Exercise goal :: Restate each entry below without changing a word.
══ Data for processing ══
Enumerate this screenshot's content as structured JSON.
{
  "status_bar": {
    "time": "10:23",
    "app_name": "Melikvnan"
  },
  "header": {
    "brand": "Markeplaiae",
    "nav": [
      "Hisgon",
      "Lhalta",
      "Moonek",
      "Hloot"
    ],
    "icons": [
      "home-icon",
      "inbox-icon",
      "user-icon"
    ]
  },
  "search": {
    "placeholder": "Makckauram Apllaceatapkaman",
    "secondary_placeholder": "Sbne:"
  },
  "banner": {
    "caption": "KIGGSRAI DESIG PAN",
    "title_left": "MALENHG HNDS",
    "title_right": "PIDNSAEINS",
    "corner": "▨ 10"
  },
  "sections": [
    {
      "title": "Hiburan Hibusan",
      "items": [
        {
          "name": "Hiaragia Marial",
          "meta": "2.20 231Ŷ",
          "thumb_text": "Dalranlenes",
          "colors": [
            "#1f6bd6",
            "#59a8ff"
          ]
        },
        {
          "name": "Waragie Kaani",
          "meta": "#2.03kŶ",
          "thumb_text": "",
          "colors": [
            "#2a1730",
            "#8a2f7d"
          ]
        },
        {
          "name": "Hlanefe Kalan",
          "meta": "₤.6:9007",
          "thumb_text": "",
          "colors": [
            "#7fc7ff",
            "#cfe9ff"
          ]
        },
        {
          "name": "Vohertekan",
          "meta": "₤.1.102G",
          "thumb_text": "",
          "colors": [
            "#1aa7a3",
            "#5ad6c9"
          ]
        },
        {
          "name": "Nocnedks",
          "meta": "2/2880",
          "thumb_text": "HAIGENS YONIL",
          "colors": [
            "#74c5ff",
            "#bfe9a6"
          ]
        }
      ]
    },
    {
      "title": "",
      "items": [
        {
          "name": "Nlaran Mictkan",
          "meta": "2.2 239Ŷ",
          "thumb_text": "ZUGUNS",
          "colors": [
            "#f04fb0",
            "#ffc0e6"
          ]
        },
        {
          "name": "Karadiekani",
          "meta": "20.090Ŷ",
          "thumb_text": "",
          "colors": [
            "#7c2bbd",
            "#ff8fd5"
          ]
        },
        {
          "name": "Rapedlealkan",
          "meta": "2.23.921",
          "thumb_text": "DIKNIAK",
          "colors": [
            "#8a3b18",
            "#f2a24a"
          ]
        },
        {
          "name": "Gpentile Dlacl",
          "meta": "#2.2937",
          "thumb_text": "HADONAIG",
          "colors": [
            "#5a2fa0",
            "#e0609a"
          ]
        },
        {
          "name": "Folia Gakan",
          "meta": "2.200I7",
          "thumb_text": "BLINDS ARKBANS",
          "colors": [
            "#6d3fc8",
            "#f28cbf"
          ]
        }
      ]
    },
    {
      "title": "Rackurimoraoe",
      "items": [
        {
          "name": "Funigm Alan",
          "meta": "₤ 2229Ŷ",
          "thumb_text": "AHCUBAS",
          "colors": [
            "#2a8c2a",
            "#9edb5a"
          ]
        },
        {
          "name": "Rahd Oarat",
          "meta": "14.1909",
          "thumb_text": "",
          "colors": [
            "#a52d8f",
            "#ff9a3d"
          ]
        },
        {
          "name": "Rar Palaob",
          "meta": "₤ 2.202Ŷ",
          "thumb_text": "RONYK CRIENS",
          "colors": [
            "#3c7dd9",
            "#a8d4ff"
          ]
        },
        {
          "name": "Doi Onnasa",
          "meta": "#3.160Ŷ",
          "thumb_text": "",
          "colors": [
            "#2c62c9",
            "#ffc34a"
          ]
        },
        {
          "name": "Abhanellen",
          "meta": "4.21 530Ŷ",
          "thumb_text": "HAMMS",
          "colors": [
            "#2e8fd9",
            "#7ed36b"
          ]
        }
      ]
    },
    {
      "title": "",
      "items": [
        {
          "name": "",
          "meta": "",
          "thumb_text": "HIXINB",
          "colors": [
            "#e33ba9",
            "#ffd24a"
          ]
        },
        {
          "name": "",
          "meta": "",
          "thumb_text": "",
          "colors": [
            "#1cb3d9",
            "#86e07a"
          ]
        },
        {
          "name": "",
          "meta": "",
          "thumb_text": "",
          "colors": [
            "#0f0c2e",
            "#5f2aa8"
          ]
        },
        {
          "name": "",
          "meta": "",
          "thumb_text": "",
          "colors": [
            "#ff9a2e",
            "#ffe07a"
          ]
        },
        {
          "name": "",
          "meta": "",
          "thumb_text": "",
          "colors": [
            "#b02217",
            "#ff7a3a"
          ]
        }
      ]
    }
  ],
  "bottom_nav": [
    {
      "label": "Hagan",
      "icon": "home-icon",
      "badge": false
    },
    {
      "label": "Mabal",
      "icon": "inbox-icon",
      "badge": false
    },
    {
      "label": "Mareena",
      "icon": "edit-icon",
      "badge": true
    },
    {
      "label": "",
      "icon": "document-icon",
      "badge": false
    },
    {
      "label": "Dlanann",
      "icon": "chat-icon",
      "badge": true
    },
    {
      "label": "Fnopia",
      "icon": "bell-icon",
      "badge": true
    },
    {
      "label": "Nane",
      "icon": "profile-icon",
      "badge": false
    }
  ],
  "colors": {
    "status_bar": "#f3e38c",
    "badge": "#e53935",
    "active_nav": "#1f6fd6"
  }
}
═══
Answer below ::
Enumerate this screenshot's content as structured JSON.
{
  "status_bar": {
    "time": "10:23",
    "app_name": "Melikvnan"
  },
  "header": {
    "brand": "Markeplaiae",
    "nav": [
      "Hisgon",
      "Lhalta",
      "Moonek",
      "Hloot"
    ],
    "icons": [
      "home-icon",
      "inbox-icon",
      "user-icon"
    ]
  },
  "search": {
    "placeholder": "Makckauram Apllaceatapkaman",
    "secondary_placeholder": "Sbne:"
  },
  "banner": {
    "caption": "KIGGSRAI DESIG PAN",
    "title_left": "MALENHG HNDS",
    "title_right": "PIDNSAEINS",
    "corner": "▨ 10"
  },
  "sections": [
    {
      "title": "Hiburan Hibusan",
      "items": [
        {
          "name": "Hiaragia Marial",
          "meta": "2.20 231Ŷ",
          "thumb_text": "Dalranlenes",
          "colors": [
            "#1f6bd6",
            "#59a8ff"
          ]
        },
        {
          "name": "Waragie Kaani",
          "meta": "#2.03kŶ",
          "thumb_text": "",
          "colors": [
            "#2a1730",
            "#8a2f7d"
          ]
        },
        {
          "name": "Hlanefe Kalan",
          "meta": "₤.6:9007",
          "thumb_text": "",
          "colors": [
            "#7fc7ff",
            "#cfe9ff"
          ]
        },
        {
          "name": "Vohertekan",
          "meta": "₤.1.102G",
          "thumb_text": "",
          "colors": [
            "#1aa7a3",
            "#5ad6c9"
          ]
        },
        {
          "name": "Nocnedks",
          "meta": "2/2880",
          "thumb_text": "HAIGENS YONIL",
          "colors": [
            "#74c5ff",
            "#bfe9a6"
          ]
        }
      ]
    },
    {
      "title": "",
      "items": [
        {
          "name": "Nlaran Mictkan",
          "meta": "2.2 239Ŷ",
          "thumb_text": "ZUGUNS",
          "colors": [
            "#f04fb0",
            "#ffc0e6"
          ]
        },
        {
          "name": "Karadiekani",
          "meta": "20.090Ŷ",
          "thumb_text": "",
          "colors": [
            "#7c2bbd",
            "#ff8fd5"
          ]
        },
        {
          "name": "Rapedlealkan",
          "meta": "2.23.921",
          "thumb_text": "DIKNIAK",
          "colors": [
            "#8a3b18",
            "#f2a24a"
          ]
        },
        {
          "name": "Gpentile Dlacl",
          "meta": "#2.2937",
          "thumb_text": "HADONAIG",
          "colors": [
            "#5a2fa0",
            "#e0609a"
          ]
        },
        {
          "name": "Folia Gakan",
          "meta": "2.200I7",
          "thumb_text": "BLINDS ARKBANS",
          "colors": [
            "#6d3fc8",
            "#f28cbf"
          ]
        }
      ]
    },
    {
      "title": "Rackurimoraoe",
      "items": [
        {
          "name": "Funigm Alan",
          "meta": "₤ 2229Ŷ",
          "thumb_text": "AHCUBAS",
          "colors": [
            "#2a8c2a",
            "#9edb5a"
          ]
        },
        {
          "name": "Rahd Oarat",
          "meta": "14.1909",
          "thumb_text": "",
          "colors": [
            "#a52d8f",
            "#ff9a3d"
          ]
        },
        {
          "name": "Rar Palaob",
          "meta": "₤ 2.202Ŷ",
          "thumb_text": "RONYK CRIENS",
          "colors": [
            "#3c7dd9",
            "#a8d4ff"
          ]
        },
        {
          "name": "Doi Onnasa",
          "meta": "#3.160Ŷ",
          "thumb_text": "",
          "colors": [
            "#2c62c9",
            "#ffc34a"
          ]
        },
        {
          "name": "Abhanellen",
          "meta": "4.21 530Ŷ",
          "thumb_text": "HAMMS",
          "colors": [
            "#2e8fd9",
            "#7ed36b"
          ]
        }
      ]
    },
    {
      "title": "",
      "items": [
        {
          "name": "",
          "meta": "",
          "thumb_text": "HIXINB",
          "colors": [
            "#e33ba9",
            "#ffd24a"
          ]
        },
        {
          "name": "",
          "meta": "",
          "thumb_text": "",
          "colors": [
            "#1cb3d9",
            "#86e07a"
          ]
        },
        {
          "name": "",
          "meta": "",
          "thumb_text": "",
          "colors": [
            "#0f0c2e",
            "#5f2aa8"
          ]
        },
        {
          "name": "",
          "meta": "",
          "thumb_text": "",
          "colors": [
            "#ff9a2e",
            "#ffe07a"
          ]
        },
        {
          "name": "",
          "meta": "",
          "thumb_text": "",
          "colors": [
            "#b02217",
            "#ff7a3a"
          ]
        }
      ]
    }
  ],
  "bottom_nav": [
    {
      "label": "Hagan",
      "icon": "home-icon",
      "badge": false
    },
    {
      "label": "Mabal",
      "icon": "inbox-icon",
      "badge": false
    },
    {
      "label": "Mareena",
      "icon": "edit-icon",
      "badge": true
    },
    {
      "label": "",
      "icon": "document-icon",
      "badge": false
    },
    {
      "label": "Dlanann",
      "icon": "chat-icon",
      "badge": true
    },
    {
      "label": "Fnopia",
      "icon": "bell-icon",
      "badge": true
    },
    {
      "label": "Nane",
      "icon": "profile-icon",
      "badge": false
    }
  ],
  "colors": {
    "status_bar": "#f3e38c",
    "badge": "#e53935",
    "active_nav": "#1f6fd6"
  }
}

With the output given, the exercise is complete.